Where there are two LED laser diodes, then the two LED laser diodes should preferably be mounted sufficiently far from one another so that the angle between the laser beams is sufficiently great so as to allow the intersection point to be readily ascertained visually. For example, when the desired distance from the discharge member to the fire is about 12 feet (3.66 m), then the laser diodes are preferably at least 6 inches (15.2 cm) apart and more preferably at least 12 inches (30.5 cm) apart. A spacing of 6 inches (15.2 cm) between the laser diodes gives a light beam dot spacing of about 0.5 inches (1.27 cm) for each foot (30.5 cm) difference between the desired 12 feet distance and the actual distance. A spacing of 12 inches (30.5 cm) between the laser diodes gives a light beam spot spacing of about 1 inch (2.35 cm) for each foot (30.5 cm) difference between the desired 12 foot distance and the actual distance. If the discharge member is fixed relative to the main body, then the desired spacing between the diodes can generally be achieved by mounting the laser diodes on the main body, as in the case of the second carbon dioxide extinguisher 39 shown in FIG. 4. More normally, however, the discharge member is movable relative to the main body. In this case, although it is desirable to mount the LED laser diodes in a fixed spacial relationship to the discharge member, the discharge member may not itself be sufficiently wide so as to allow the desired spacing of the diodes if the diodes are mounted directly on the discharge member. This problem can be solved by using a bracket or the like which allows the desired spacing to be achieved, as shown in the extinguisher 10, 32 of FIGS. 1 and 3. Another possibility, in cases where the discharge member moves relative to the main body, is to mount the diodes with the desired spacing on the main body and provide means to ensure that the discharge member is located in the correct alignment relative to the laser diodes during use. For example a movable horn for a carbon dioxide extinguisher could be provided with a stop to stop pivotal movement of the horn relative to the main body at the correct position of the horn relative to the laser diodes.

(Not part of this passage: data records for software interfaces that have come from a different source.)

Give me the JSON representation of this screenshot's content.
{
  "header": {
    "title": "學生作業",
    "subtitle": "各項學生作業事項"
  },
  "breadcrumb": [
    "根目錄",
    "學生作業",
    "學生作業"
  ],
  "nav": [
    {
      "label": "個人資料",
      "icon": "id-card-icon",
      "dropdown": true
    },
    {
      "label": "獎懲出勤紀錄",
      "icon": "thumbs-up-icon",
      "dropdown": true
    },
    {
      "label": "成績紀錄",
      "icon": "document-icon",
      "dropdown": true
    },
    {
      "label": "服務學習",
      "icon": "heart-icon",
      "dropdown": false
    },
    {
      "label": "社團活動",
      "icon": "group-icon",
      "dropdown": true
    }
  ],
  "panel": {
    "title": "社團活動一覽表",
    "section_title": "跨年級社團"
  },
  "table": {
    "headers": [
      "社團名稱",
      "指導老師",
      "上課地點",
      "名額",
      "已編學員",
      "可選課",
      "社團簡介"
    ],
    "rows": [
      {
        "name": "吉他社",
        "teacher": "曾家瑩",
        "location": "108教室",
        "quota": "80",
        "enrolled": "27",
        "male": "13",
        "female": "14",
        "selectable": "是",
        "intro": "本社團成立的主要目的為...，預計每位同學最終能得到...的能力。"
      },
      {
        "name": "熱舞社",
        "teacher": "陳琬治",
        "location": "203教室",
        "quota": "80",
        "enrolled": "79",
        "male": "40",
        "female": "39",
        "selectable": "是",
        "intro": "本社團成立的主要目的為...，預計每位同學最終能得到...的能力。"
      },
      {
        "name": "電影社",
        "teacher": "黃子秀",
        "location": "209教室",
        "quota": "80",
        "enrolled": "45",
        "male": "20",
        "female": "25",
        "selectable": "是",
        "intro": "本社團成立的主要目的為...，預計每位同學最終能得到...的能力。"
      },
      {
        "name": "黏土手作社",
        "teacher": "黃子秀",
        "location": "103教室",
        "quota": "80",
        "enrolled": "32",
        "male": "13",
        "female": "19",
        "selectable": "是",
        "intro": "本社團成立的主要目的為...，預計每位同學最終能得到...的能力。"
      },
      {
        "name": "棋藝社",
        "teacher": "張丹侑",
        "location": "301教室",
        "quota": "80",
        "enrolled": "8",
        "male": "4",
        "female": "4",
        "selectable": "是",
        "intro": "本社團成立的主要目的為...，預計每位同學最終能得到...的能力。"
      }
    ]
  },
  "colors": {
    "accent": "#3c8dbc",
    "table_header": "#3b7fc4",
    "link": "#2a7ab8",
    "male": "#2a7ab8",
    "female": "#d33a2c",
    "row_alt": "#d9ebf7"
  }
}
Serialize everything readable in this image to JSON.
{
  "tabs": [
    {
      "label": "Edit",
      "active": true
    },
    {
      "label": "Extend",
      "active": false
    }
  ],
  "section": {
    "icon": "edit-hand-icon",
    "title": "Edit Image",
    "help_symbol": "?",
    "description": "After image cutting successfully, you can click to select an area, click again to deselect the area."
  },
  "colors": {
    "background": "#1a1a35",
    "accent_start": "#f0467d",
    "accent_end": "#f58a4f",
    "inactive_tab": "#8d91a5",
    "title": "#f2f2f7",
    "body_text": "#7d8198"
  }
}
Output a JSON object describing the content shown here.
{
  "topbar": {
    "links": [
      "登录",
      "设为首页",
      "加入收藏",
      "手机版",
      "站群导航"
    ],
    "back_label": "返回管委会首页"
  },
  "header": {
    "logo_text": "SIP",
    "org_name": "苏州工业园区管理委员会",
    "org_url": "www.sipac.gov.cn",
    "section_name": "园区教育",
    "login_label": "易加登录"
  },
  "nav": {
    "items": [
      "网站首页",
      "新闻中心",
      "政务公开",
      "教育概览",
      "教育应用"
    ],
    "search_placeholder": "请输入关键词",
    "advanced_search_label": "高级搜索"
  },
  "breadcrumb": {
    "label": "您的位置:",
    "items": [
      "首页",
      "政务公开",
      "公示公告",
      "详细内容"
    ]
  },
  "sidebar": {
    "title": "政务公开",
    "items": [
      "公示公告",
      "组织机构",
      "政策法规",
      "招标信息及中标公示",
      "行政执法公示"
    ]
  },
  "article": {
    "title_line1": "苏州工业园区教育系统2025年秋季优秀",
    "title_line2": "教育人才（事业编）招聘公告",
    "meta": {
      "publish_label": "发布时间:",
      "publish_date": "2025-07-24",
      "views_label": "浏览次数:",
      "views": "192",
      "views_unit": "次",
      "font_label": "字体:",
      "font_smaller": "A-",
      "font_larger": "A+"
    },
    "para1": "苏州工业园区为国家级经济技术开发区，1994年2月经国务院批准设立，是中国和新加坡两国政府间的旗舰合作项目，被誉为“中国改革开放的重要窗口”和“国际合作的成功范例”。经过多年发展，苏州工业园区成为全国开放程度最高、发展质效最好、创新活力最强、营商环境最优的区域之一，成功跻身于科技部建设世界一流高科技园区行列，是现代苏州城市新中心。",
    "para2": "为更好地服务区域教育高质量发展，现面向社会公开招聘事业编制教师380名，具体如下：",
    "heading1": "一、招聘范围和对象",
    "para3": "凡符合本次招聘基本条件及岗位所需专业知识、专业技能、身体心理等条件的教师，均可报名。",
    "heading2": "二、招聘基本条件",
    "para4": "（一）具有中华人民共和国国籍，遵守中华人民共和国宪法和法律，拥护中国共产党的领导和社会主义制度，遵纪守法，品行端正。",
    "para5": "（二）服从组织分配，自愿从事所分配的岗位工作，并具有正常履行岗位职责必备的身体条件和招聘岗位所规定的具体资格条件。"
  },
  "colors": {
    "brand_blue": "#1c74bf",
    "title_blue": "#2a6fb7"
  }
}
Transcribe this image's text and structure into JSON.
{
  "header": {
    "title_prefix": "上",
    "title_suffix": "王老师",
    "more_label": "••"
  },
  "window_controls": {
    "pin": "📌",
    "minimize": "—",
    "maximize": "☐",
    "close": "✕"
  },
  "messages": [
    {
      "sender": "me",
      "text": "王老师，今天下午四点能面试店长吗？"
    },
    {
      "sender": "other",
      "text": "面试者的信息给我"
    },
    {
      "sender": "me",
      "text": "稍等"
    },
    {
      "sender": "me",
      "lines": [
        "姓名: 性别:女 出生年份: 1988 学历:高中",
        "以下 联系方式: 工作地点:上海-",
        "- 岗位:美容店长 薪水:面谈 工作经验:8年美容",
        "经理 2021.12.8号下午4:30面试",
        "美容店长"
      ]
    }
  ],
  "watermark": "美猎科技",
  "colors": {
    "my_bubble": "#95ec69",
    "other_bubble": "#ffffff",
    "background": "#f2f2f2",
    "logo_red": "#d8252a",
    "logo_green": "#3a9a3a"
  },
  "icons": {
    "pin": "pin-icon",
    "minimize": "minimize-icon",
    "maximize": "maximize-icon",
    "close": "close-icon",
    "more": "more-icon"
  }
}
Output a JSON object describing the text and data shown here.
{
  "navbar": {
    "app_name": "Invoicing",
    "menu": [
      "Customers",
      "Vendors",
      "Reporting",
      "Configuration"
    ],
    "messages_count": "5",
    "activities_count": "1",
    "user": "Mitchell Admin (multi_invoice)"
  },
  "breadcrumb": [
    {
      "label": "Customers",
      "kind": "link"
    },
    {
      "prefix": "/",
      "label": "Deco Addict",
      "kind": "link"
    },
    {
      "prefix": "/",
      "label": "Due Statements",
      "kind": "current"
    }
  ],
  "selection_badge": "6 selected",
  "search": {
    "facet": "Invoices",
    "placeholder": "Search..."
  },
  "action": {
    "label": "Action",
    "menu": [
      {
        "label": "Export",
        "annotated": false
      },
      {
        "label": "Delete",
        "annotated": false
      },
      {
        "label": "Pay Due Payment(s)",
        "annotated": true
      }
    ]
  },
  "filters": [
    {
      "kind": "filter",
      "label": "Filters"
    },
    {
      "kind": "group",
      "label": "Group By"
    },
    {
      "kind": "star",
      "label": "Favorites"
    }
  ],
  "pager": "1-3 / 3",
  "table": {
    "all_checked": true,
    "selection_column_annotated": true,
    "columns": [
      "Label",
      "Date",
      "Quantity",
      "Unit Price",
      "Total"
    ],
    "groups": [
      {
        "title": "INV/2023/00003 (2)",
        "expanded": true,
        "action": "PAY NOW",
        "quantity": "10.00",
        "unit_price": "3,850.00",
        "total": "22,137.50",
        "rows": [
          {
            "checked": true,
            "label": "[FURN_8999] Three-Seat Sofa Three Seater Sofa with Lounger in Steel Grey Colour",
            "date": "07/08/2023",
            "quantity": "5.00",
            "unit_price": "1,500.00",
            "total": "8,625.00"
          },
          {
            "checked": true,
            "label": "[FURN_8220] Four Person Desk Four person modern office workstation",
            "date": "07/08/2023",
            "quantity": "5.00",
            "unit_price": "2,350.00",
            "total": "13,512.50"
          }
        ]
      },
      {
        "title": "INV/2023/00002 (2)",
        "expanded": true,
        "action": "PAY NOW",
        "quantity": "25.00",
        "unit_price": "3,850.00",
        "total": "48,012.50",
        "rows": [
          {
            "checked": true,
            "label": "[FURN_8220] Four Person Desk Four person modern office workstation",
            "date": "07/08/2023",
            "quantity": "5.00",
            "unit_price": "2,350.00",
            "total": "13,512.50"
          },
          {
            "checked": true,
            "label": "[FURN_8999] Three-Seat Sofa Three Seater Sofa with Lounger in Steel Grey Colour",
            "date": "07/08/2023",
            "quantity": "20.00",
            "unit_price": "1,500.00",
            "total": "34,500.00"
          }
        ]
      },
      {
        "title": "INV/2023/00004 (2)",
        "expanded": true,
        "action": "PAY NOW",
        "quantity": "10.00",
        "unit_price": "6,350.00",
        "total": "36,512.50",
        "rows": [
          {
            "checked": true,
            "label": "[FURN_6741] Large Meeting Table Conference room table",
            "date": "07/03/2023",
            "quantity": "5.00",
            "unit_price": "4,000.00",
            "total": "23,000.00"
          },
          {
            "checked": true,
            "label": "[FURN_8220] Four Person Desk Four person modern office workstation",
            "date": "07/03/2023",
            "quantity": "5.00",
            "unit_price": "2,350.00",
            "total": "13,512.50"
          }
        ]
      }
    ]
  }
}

It will be appreciated that the invention may be adapted in many other ways. For example, the invention is not limited to water and carbon dioxide fire extinguishers. It may be applied to any type of fire extinguisher having a discharge member for directing an extinguishing agent from the extinguisher towards a target. For example, the fire extinguisher may be of the dry chemical, vaporising liquid or foam varieties.

Instead of LED laser diodes, any suitable type of light source producing a light beam may be used. In cases where there are two light beams, it is not be necessary to have two light sources. For example a single laser beam generator may be used, with two fibre optic cables being used to direct two beams from the generator in different directions. Alternatively, a single light source may be split into two light beams using a beam splitter or half silvered mirror.

The mounting brackets 16, 30 and 33 need not be as described above and may take any suitable form.

Although the invention is described with reference to hand held fire extinguishers, the extinguisher of the invention need not be hand held. In this case, the discharge member will preferably be movable relative to the body holding the extinguishing agent. Examples of non-hand held fire extinguishers to which the current invention may be applied are wheeled units and fire fighting hoses.